Kamal Awad

ORCID Identifier(s)


Graduation Semester and Year




Document Type


Degree Name

Master of Science in Materials Science and Engineering


Materials Science and Engineering

First Advisor

Pranesh B Aswath

Second Advisor

Venu Varanasi

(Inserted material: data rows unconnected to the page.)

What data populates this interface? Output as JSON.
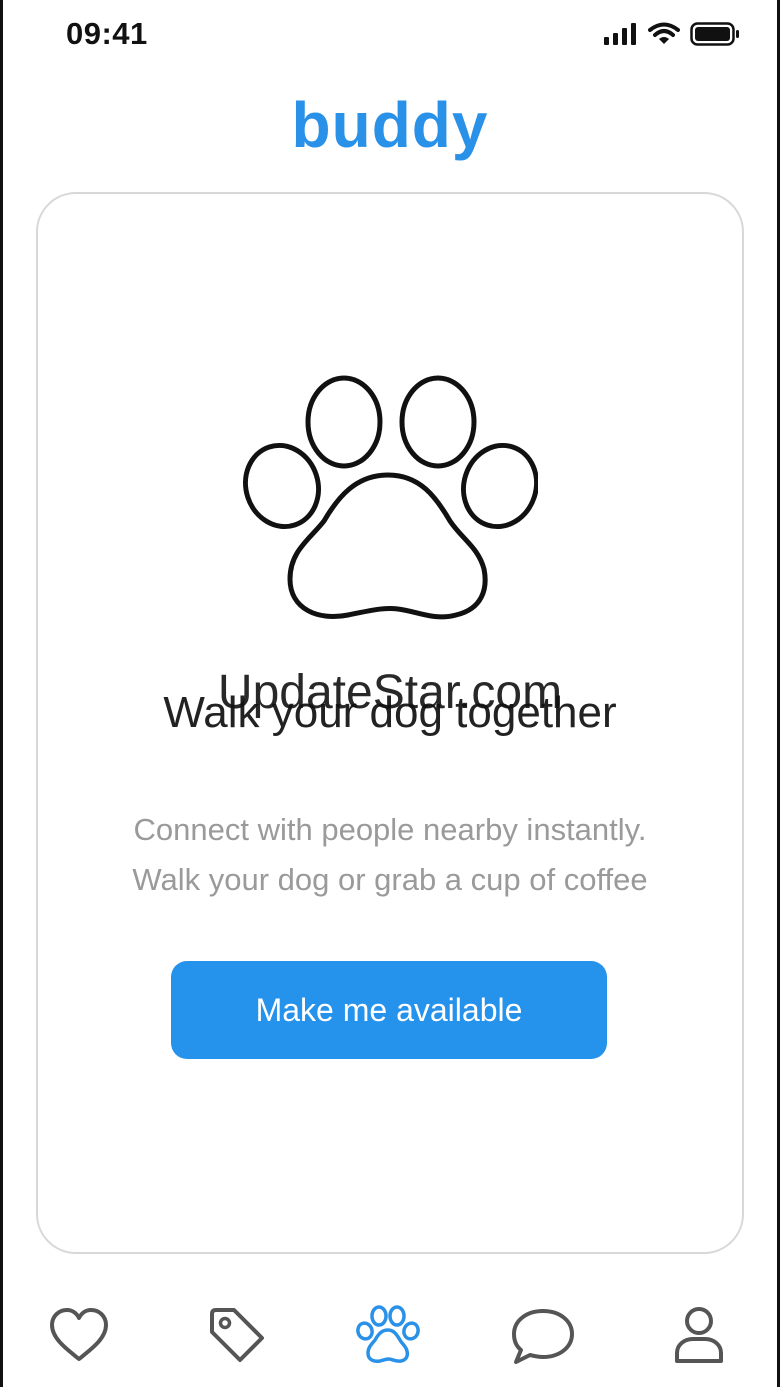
{
  "status_bar": {
    "time": "09:41",
    "icons": [
      "signal-icon",
      "wifi-icon",
      "battery-icon"
    ]
  },
  "app": {
    "title": "buddy",
    "accent_color": "#2a91e8"
  },
  "card": {
    "illustration": "paw-icon",
    "watermark": "UpdateStar.com",
    "headline": "Walk your dog together",
    "description_line_1": "Connect with people nearby instantly.",
    "description_line_2": "Walk your dog or grab a cup of coffee",
    "button_label": "Make me available"
  },
  "tab_bar": {
    "tabs": [
      {
        "icon": "heart-icon",
        "active": false
      },
      {
        "icon": "tag-icon",
        "active": false
      },
      {
        "icon": "paw-icon",
        "active": true
      },
      {
        "icon": "chat-bubble-icon",
        "active": false
      },
      {
        "icon": "user-icon",
        "active": false
      }
    ],
    "active_color": "#2a91e8",
    "inactive_color": "#555555"
  }
}
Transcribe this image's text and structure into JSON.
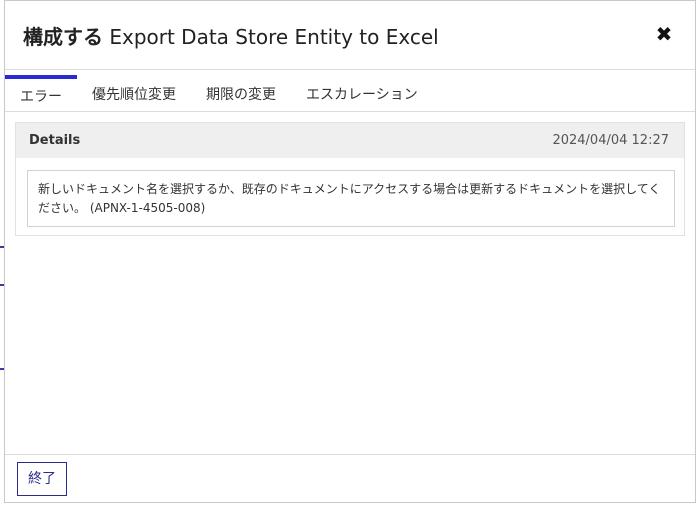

As a novel biomaterial, silicon nitride (Si3N4) has been used for orthopedic and spinal fusion applications. Its ability to promote continuity for structural support of missing bone, by in/on bone growth, gives it advantageous properties and potential for mandibular and craniofacial reconstruction applications. Yet, the surface properties of this material and its effect on the osteogenic properties have not been fully realized. Thus, the aim of this study was to evidently investigate the surface properties of the bioactive Si3N4 that enhance the calvarial osteoblasts cell adhesion, growth, and differentiation when compared to conventional implant materials such as titanium (Ti) and polyetheretherketone (PEEK). This study tests the hypothesis that silicon nitride induces the nucleation of hydrox-yapatite (HA) crystals and enhances the formation of biominerals on its surfaces in cell-free environments and in presence of osteoprogenitor cells as well. Comprehensive studies of the bare surface properties, HA and biomineral formations, and cell culture studies of osteoprogenitor cells were conducted. We present the results of surface properties that enhance the formation of biomineral and osteoprogenitor responses as compared to traditionally used Ti and PEEK. X-ray Absorbance Near Edge Structure Analysis (XANES) indicated the presence of Si-Si, Si-O, and Si-N bonding, which suggested random mixing of these bonding structures. Atomic Force Microscopy (AFM), and optical and stylus profilometry successfully assessed the morphological features and the roughness parameters of the surfaces. The Sessile drop technique was used to study the surfaces’ wettability, and the resultant contact angles were used to calculate the surface energy of each material. FT-IR and Raman spectroscopy were used to characterize mineral formations on the sur-face of all samples before and after in vitro studies. Each material was imaged for its respective surface morphology using an Ultra HR-SEM, and the elemental composition was determined by the energy-dispersive x-ray spectroscopy (EDS). X-ray diffraction was used to investigate the HA formation on sample surfaces after 7 days of immersion in α-MEM. Meanwhile, murine calvarial MC3T3-E1 osteoblast in vitro cell studies and quantitative polymerase chain reaction will illustrate the enhancing nature of silicon nitride to promote osteogenesis. Furthermore, comprehensive study of the extracellular matrix (ECM) deposition was conducted after 30 and 60 days of the MC3T3-E1 osteoblast in vitro cell culture. Our study concludes and illustrates the ability of silicon nitride to promote rapid hydroxyapatite formation in cell-free environments and induce rapid osteoblast adhesion, growth, and dense ECM deposition compared to the conventional implant materials (Ti) and (PEEK).


Silicon nitride, craniofacial implants, hydroxyapatite nucleation, hydroxyproline, amide surface formation, matrix deposition.


Engineering | Materials Science and Engineering


Degree granted by The University of Texas at Arlington